#### Work instructions
Only the lines with the string "path" are needed; return each of them from the entries below.

#### The records

+++++

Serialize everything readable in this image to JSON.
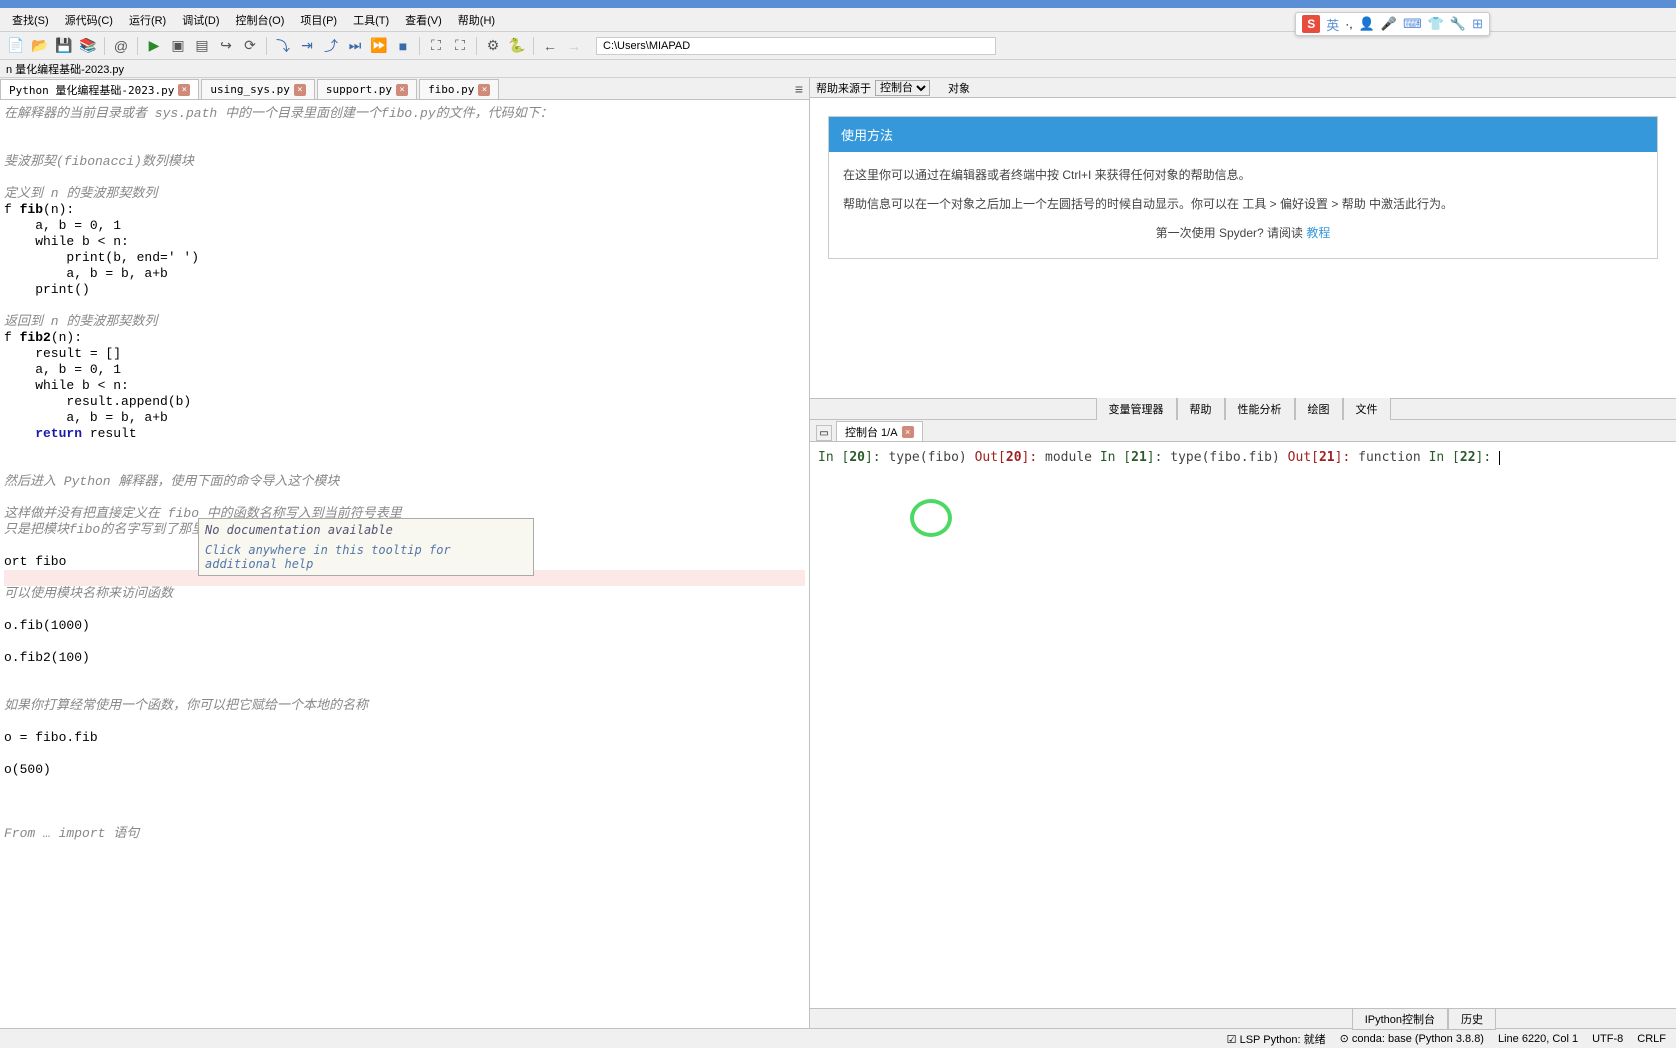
{
  "title_fragment": ".8)",
  "menu": [
    "查找(S)",
    "源代码(C)",
    "运行(R)",
    "调试(D)",
    "控制台(O)",
    "项目(P)",
    "工具(T)",
    "查看(V)",
    "帮助(H)"
  ],
  "path": "C:\\Users\\MIAPAD",
  "breadcrumb": "n 量化编程基础-2023.py",
  "tabs": [
    {
      "label": "Python 量化编程基础-2023.py",
      "active": true
    },
    {
      "label": "using_sys.py",
      "active": false
    },
    {
      "label": "support.py",
      "active": false
    },
    {
      "label": "fibo.py",
      "active": false
    }
  ],
  "editor": {
    "l1": "在解释器的当前目录或者 sys.path 中的一个目录里面创建一个fibo.py的文件，代码如下：",
    "l2": "斐波那契(fibonacci)数列模块",
    "l3": "定义到 n 的斐波那契数列",
    "fib_def": "fib",
    "fib_arg": "(n):",
    "body1": "    a, b = 0, 1",
    "body2": "    while b < n:",
    "body3": "        print(b, end=' ')",
    "body4": "        a, b = b, a+b",
    "body5": "    print()",
    "l4": "返回到 n 的斐波那契数列",
    "fib2_def": "fib2",
    "fib2_arg": "(n):",
    "body6": "    result = []",
    "body7": "    a, b = 0, 1",
    "body8": "    while b < n:",
    "body9": "        result.append(b)",
    "body10": "        a, b = b, a+b",
    "body11": "    return result",
    "l5": "然后进入 Python 解释器，使用下面的命令导入这个模块",
    "l6": "这样做并没有把直接定义在 fibo 中的函数名称写入到当前符号表里",
    "l7": "只是把模块fibo的名字写到了那里",
    "imp": "ort fibo",
    "l8": "可以使用模块名称来访问函数",
    "c1": "o.fib(1000)",
    "c2": "o.fib2(100)",
    "l9": "如果你打算经常使用一个函数，你可以把它赋给一个本地的名称",
    "c3": "o = fibo.fib",
    "c4": "o(500)",
    "l10": "From … import 语句"
  },
  "tooltip": {
    "line1": "No documentation available",
    "line2": "Click anywhere in this tooltip for additional help"
  },
  "help": {
    "source_label": "帮助来源于",
    "source_value": "控制台",
    "object_label": "对象",
    "title": "使用方法",
    "p1": "在这里你可以通过在编辑器或者终端中按 Ctrl+I 来获得任何对象的帮助信息。",
    "p2": "帮助信息可以在一个对象之后加上一个左圆括号的时候自动显示。你可以在 工具 > 偏好设置 > 帮助 中激活此行为。",
    "p3_prefix": "第一次使用 Spyder? 请阅读 ",
    "p3_link": "教程"
  },
  "right_tabs": [
    "变量管理器",
    "帮助",
    "性能分析",
    "绘图",
    "文件"
  ],
  "console": {
    "tab": "控制台 1/A",
    "in20": "In [20]: ",
    "in20_code": "type(fibo)",
    "out20": "Out[20]: ",
    "out20_val": "module",
    "in21": "In [21]: ",
    "in21_code": "type(fibo.fib)",
    "out21": "Out[21]: ",
    "out21_val": "function",
    "in22": "In [22]: "
  },
  "bottom_tabs": [
    "IPython控制台",
    "历史"
  ],
  "status": {
    "lsp": "☑ LSP Python: 就绪",
    "conda": "⊙ conda: base (Python 3.8.8)",
    "line": "Line 6220, Col 1",
    "enc": "UTF-8",
    "eol": "CRLF"
  },
  "ime": {
    "logo": "S",
    "lang": "英"
  }
}
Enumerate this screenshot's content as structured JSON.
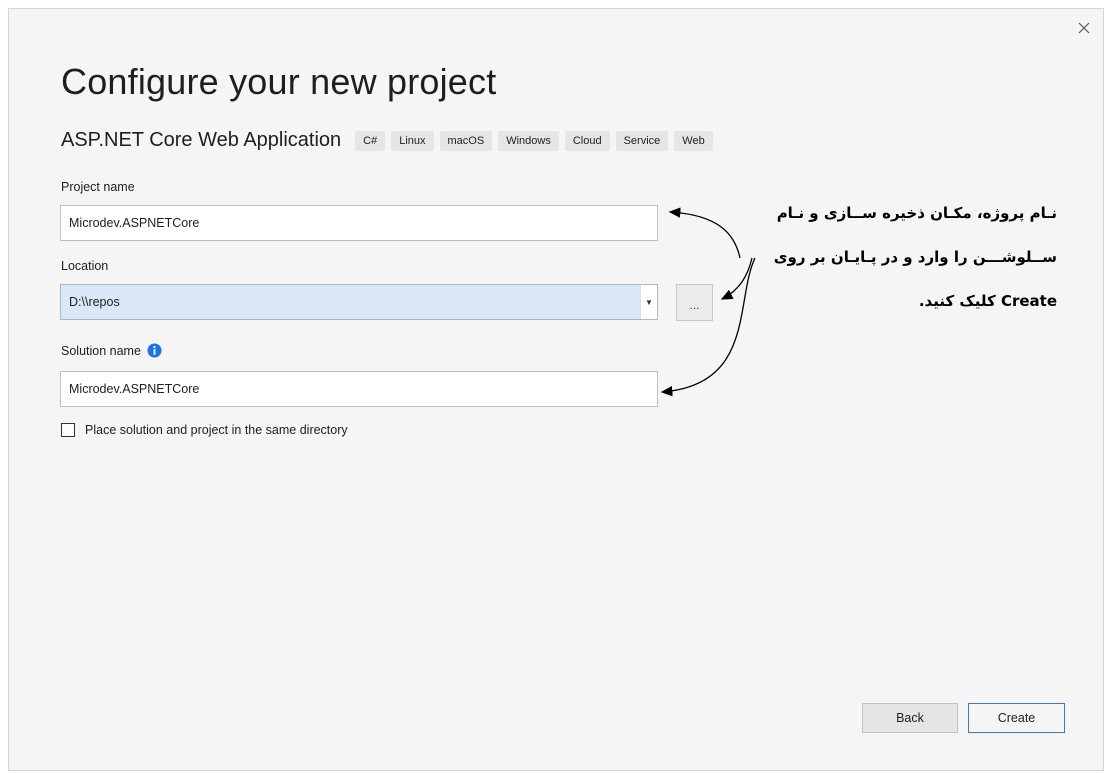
{
  "dialog": {
    "title": "Configure your new project",
    "template_name": "ASP.NET Core Web Application",
    "tags": [
      "C#",
      "Linux",
      "macOS",
      "Windows",
      "Cloud",
      "Service",
      "Web"
    ],
    "close_icon": "close-icon"
  },
  "form": {
    "project_name_label": "Project name",
    "project_name_value": "Microdev.ASPNETCore",
    "location_label": "Location",
    "location_value": "D:\\\\repos",
    "browse_label": "...",
    "solution_name_label": "Solution name",
    "solution_name_value": "Microdev.ASPNETCore",
    "info_icon": "info-icon",
    "same_directory_label": "Place solution and project in the same directory",
    "same_directory_checked": false
  },
  "buttons": {
    "back": "Back",
    "create": "Create"
  },
  "annotation": {
    "line1": "نـام پروژه، مکـان ذخیره ســازی و نـام",
    "line2": "ســلوشـــن را وارد  و در پـایـان بر روی",
    "line3": "Create کلیک کنید."
  },
  "colors": {
    "accent": "#3b78d6",
    "info": "#1a73e8"
  }
}
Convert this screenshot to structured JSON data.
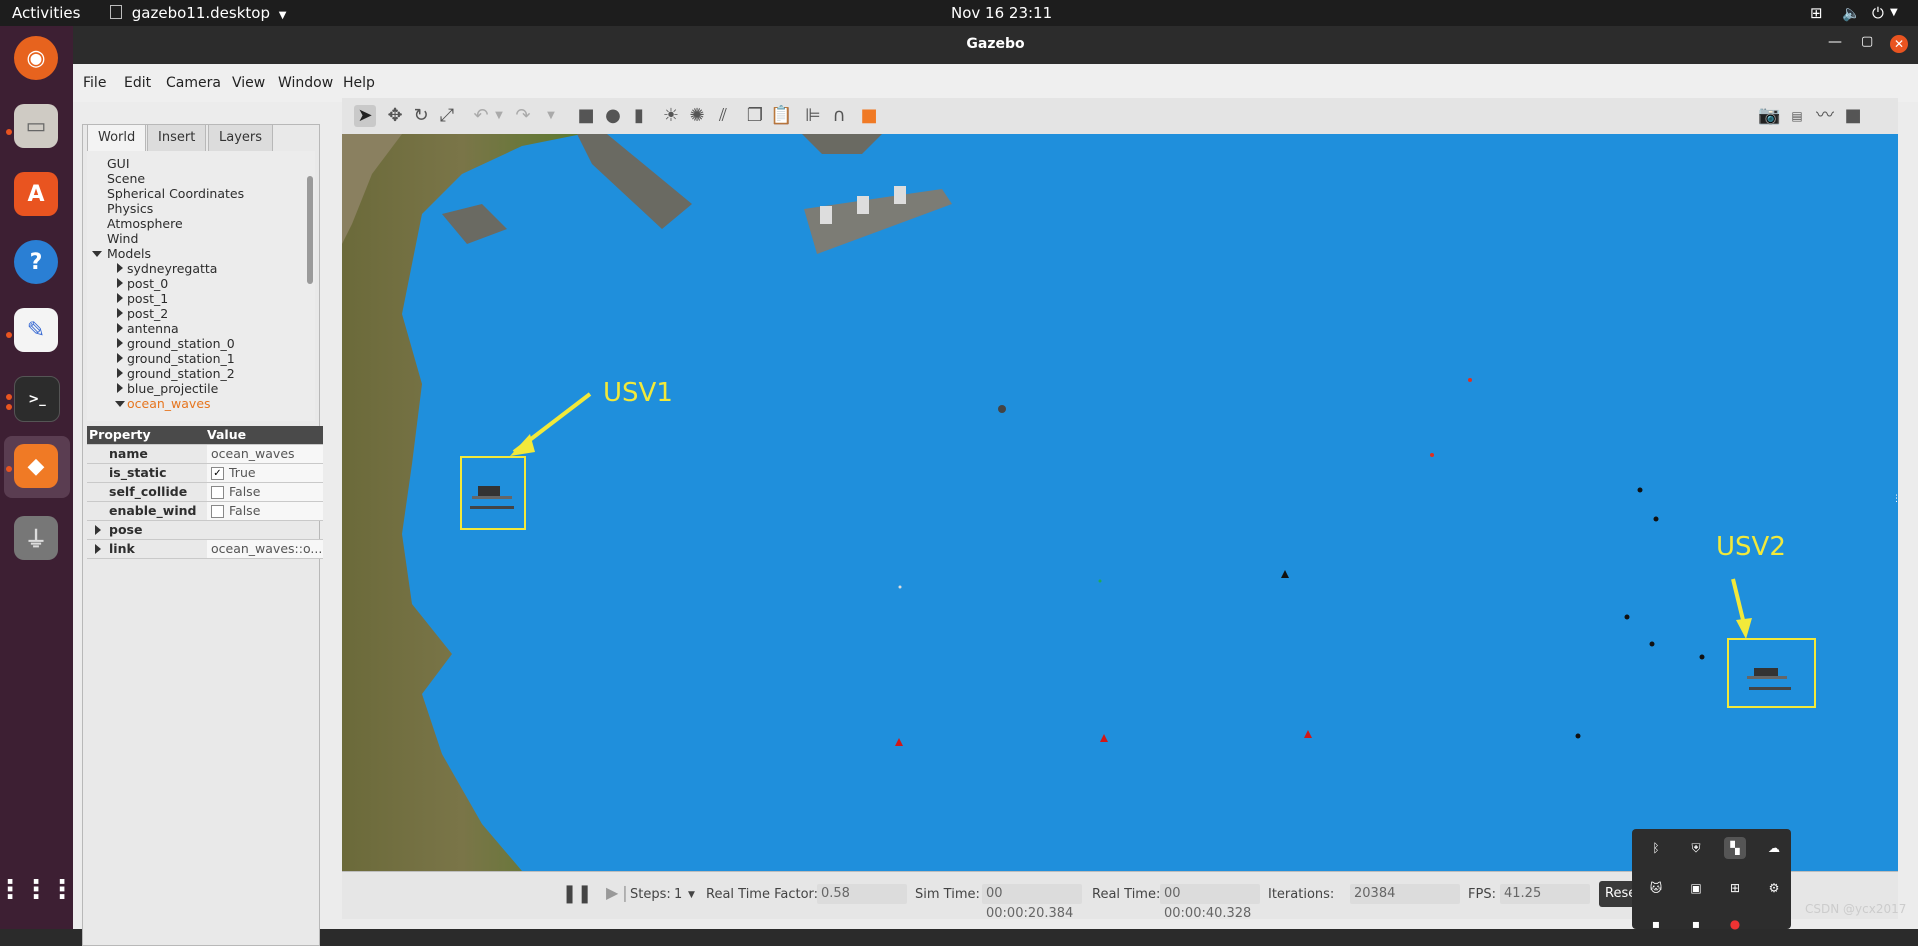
{
  "topbar": {
    "activities": "Activities",
    "app_name": "gazebo11.desktop",
    "datetime": "Nov 16  23:11"
  },
  "window": {
    "title": "Gazebo"
  },
  "menu": [
    "File",
    "Edit",
    "Camera",
    "View",
    "Window",
    "Help"
  ],
  "left_panel": {
    "tabs": [
      "World",
      "Insert",
      "Layers"
    ],
    "tree_top": [
      "GUI",
      "Scene",
      "Spherical Coordinates",
      "Physics",
      "Atmosphere",
      "Wind"
    ],
    "models_label": "Models",
    "models": [
      "sydneyregatta",
      "post_0",
      "post_1",
      "post_2",
      "antenna",
      "ground_station_0",
      "ground_station_1",
      "ground_station_2",
      "blue_projectile",
      "ocean_waves"
    ],
    "selected_model": "ocean_waves",
    "property_header": "Property",
    "value_header": "Value",
    "properties": [
      {
        "name": "name",
        "value": "ocean_waves"
      },
      {
        "name": "is_static",
        "value": "True",
        "checked": true
      },
      {
        "name": "self_collide",
        "value": "False",
        "checked": false
      },
      {
        "name": "enable_wind",
        "value": "False",
        "checked": false
      },
      {
        "name": "pose",
        "value": ""
      },
      {
        "name": "link",
        "value": "ocean_waves::o..."
      }
    ]
  },
  "viewport": {
    "usv1_label": "USV1",
    "usv2_label": "USV2",
    "water_color": "#1d8ad6",
    "annotation_color": "#f2e93a"
  },
  "bottom": {
    "steps_label": "Steps:",
    "steps_value": "1",
    "rtf_label": "Real Time Factor:",
    "rtf_value": "0.58",
    "sim_time_label": "Sim Time:",
    "sim_time_value": "00 00:00:20.384",
    "real_time_label": "Real Time:",
    "real_time_value": "00 00:00:40.328",
    "iterations_label": "Iterations:",
    "iterations_value": "20384",
    "fps_label": "FPS:",
    "fps_value": "41.25",
    "reset_label": "Rese"
  },
  "watermark": "CSDN @ycx2017"
}
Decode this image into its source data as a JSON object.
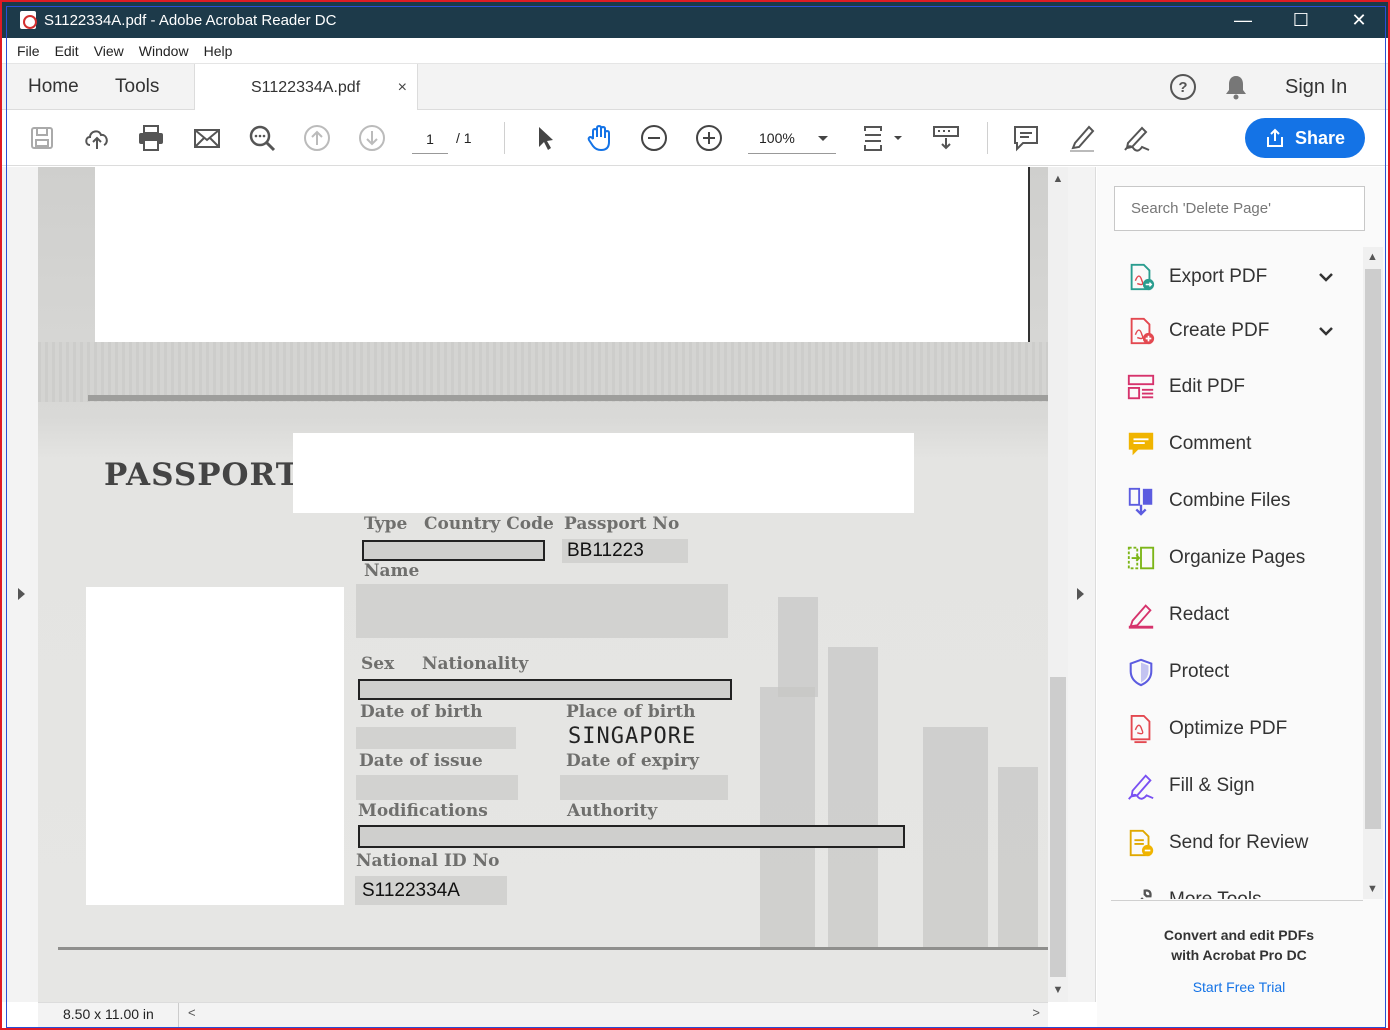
{
  "window": {
    "title": "S1122334A.pdf - Adobe Acrobat Reader DC",
    "minimize": "—",
    "maximize": "☐",
    "close": "✕"
  },
  "menu": [
    "File",
    "Edit",
    "View",
    "Window",
    "Help"
  ],
  "tabs": {
    "home": "Home",
    "tools": "Tools",
    "document": "S1122334A.pdf",
    "document_close": "×"
  },
  "header": {
    "help": "?",
    "sign_in": "Sign In"
  },
  "toolbar": {
    "page_current": "1",
    "page_total": "/ 1",
    "zoom": "100%",
    "share_label": "Share"
  },
  "document": {
    "heading": "PASSPORT",
    "labels": {
      "type": "Type",
      "country_code": "Country Code",
      "passport_no": "Passport No",
      "name": "Name",
      "sex": "Sex",
      "nationality": "Nationality",
      "date_of_birth": "Date of birth",
      "place_of_birth": "Place of birth",
      "date_of_issue": "Date of issue",
      "date_of_expiry": "Date of expiry",
      "modifications": "Modifications",
      "authority": "Authority",
      "national_id_no": "National ID No"
    },
    "values": {
      "passport_no": "BB11223",
      "place_of_birth": "SINGAPORE",
      "national_id_no": "S1122334A"
    }
  },
  "status": {
    "page_size": "8.50 x 11.00 in"
  },
  "right_panel": {
    "search_placeholder": "Search 'Delete Page'",
    "tools": [
      {
        "label": "Export PDF",
        "icon": "export-pdf-icon",
        "expandable": true
      },
      {
        "label": "Create PDF",
        "icon": "create-pdf-icon",
        "expandable": true
      },
      {
        "label": "Edit PDF",
        "icon": "edit-pdf-icon",
        "expandable": false
      },
      {
        "label": "Comment",
        "icon": "comment-icon",
        "expandable": false
      },
      {
        "label": "Combine Files",
        "icon": "combine-files-icon",
        "expandable": false
      },
      {
        "label": "Organize Pages",
        "icon": "organize-pages-icon",
        "expandable": false
      },
      {
        "label": "Redact",
        "icon": "redact-icon",
        "expandable": false
      },
      {
        "label": "Protect",
        "icon": "protect-icon",
        "expandable": false
      },
      {
        "label": "Optimize PDF",
        "icon": "optimize-pdf-icon",
        "expandable": false
      },
      {
        "label": "Fill & Sign",
        "icon": "fill-sign-icon",
        "expandable": false
      },
      {
        "label": "Send for Review",
        "icon": "send-for-review-icon",
        "expandable": false
      },
      {
        "label": "More Tools",
        "icon": "more-tools-icon",
        "expandable": false
      }
    ],
    "promo_line1": "Convert and edit PDFs",
    "promo_line2": "with Acrobat Pro DC",
    "trial_link": "Start Free Trial"
  },
  "colors": {
    "titlebar": "#1d3a4a",
    "accent": "#1473e6"
  }
}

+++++

#### Final answer
  "path": "C:\\Users\\MIAPAD",
    "l1": "在解释器的当前目录或者 sys.path 中的一个目录里面创建一个fibo.py的文件，代码如下：",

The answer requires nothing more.